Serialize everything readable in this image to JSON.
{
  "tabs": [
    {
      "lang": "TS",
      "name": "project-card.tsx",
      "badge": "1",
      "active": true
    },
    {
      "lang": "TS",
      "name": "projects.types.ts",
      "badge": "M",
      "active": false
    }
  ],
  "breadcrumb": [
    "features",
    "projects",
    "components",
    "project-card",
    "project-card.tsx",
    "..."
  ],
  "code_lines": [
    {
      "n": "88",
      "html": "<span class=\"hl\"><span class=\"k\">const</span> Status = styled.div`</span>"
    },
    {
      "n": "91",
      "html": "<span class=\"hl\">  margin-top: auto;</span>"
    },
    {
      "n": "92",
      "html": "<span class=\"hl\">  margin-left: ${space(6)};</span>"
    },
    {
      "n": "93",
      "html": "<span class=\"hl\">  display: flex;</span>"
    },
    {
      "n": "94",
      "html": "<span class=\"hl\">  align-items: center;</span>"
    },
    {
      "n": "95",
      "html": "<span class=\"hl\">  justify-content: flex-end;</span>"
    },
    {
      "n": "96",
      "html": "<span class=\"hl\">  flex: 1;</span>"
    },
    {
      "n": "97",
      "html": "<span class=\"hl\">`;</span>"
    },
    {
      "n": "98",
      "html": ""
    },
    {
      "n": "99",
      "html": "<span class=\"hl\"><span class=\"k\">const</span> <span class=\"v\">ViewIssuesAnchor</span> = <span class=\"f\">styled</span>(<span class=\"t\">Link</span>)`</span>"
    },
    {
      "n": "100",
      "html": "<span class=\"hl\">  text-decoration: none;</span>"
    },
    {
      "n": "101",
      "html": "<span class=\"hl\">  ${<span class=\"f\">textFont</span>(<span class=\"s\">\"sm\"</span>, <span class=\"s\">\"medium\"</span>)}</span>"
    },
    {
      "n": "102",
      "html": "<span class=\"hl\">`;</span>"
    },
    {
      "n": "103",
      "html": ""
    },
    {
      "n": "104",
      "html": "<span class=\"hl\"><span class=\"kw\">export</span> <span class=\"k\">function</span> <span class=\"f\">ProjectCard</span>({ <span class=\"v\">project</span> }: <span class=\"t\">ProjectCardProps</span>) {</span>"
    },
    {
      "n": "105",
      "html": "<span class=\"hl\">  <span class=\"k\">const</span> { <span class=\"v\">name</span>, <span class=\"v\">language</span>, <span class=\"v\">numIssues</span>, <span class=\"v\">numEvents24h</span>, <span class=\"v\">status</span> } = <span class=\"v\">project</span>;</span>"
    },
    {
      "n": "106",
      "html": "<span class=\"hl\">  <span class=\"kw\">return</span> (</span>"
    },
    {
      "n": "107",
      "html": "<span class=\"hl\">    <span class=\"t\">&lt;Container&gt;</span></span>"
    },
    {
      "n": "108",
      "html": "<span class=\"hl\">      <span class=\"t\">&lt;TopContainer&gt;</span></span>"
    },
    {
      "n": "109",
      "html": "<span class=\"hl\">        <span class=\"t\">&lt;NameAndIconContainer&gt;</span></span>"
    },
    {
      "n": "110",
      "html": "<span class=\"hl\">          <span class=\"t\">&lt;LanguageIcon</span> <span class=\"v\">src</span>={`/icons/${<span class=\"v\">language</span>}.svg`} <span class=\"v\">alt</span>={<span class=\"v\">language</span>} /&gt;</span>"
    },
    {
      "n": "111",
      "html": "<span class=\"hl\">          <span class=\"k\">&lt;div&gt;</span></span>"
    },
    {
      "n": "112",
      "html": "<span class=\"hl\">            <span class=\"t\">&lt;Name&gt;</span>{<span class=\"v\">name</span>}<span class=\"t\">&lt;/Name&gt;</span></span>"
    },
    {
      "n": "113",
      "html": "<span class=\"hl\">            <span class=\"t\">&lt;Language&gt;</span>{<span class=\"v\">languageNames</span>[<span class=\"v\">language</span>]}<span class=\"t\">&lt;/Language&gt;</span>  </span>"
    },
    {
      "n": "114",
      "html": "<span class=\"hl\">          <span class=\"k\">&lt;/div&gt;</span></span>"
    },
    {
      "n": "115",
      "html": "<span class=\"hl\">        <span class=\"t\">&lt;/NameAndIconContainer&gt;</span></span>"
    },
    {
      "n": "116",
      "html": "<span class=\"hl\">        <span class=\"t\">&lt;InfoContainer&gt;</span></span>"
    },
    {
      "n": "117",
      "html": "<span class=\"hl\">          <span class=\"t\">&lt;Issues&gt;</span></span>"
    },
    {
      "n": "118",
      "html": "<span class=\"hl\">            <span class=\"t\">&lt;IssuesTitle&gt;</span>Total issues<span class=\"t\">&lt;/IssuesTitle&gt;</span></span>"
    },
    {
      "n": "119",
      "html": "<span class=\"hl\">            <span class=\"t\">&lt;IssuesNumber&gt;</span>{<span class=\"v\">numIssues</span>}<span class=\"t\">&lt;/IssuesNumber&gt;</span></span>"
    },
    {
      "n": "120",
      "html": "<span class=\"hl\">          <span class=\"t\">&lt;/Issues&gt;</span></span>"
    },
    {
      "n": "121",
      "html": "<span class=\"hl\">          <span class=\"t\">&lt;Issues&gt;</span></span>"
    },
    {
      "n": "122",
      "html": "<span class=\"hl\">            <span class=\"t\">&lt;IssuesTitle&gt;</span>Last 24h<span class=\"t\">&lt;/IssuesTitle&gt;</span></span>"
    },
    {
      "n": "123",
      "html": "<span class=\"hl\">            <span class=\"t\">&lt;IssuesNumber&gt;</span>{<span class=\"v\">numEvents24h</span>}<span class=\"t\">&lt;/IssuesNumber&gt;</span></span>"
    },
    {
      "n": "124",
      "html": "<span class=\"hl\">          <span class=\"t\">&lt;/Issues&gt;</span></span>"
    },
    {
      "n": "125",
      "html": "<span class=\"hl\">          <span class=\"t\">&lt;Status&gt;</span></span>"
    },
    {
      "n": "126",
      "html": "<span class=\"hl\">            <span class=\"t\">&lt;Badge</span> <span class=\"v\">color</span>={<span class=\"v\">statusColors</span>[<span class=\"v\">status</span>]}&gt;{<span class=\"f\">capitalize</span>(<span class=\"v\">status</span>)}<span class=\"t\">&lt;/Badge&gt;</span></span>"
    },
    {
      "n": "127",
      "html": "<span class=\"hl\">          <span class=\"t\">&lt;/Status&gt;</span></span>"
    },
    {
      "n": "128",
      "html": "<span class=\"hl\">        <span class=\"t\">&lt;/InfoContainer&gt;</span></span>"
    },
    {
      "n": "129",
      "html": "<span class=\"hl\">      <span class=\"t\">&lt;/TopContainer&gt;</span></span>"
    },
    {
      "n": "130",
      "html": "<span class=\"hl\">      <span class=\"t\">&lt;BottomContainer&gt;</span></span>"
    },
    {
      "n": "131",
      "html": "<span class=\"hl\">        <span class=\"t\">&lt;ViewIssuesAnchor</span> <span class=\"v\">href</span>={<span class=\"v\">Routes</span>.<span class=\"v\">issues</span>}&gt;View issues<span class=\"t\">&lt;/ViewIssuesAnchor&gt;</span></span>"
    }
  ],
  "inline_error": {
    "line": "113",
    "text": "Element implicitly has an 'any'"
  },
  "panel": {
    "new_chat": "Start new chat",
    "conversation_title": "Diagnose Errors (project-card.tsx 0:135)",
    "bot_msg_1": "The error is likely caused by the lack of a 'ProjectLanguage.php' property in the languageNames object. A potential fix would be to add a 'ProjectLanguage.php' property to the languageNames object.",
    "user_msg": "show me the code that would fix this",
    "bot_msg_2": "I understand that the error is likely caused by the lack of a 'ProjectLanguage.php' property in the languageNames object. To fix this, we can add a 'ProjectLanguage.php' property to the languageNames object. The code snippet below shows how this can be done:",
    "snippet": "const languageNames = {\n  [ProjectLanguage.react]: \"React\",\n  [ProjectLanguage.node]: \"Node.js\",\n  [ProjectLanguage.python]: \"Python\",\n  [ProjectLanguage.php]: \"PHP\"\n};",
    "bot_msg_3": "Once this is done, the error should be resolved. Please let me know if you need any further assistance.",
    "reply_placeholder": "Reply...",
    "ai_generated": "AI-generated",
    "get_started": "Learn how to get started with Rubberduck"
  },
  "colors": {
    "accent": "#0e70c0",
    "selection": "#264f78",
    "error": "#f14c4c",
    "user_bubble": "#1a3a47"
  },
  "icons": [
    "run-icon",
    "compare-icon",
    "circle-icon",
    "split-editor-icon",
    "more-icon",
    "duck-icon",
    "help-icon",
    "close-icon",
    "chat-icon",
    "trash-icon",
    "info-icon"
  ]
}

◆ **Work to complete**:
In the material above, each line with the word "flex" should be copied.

◆ **Task result**:
      "html": "<span class=\"hl\">  display: flex;</span>"
      "html": "<span class=\"hl\">  justify-content: flex-end;</span>"
      "html": "<span class=\"hl\">  flex: 1;</span>"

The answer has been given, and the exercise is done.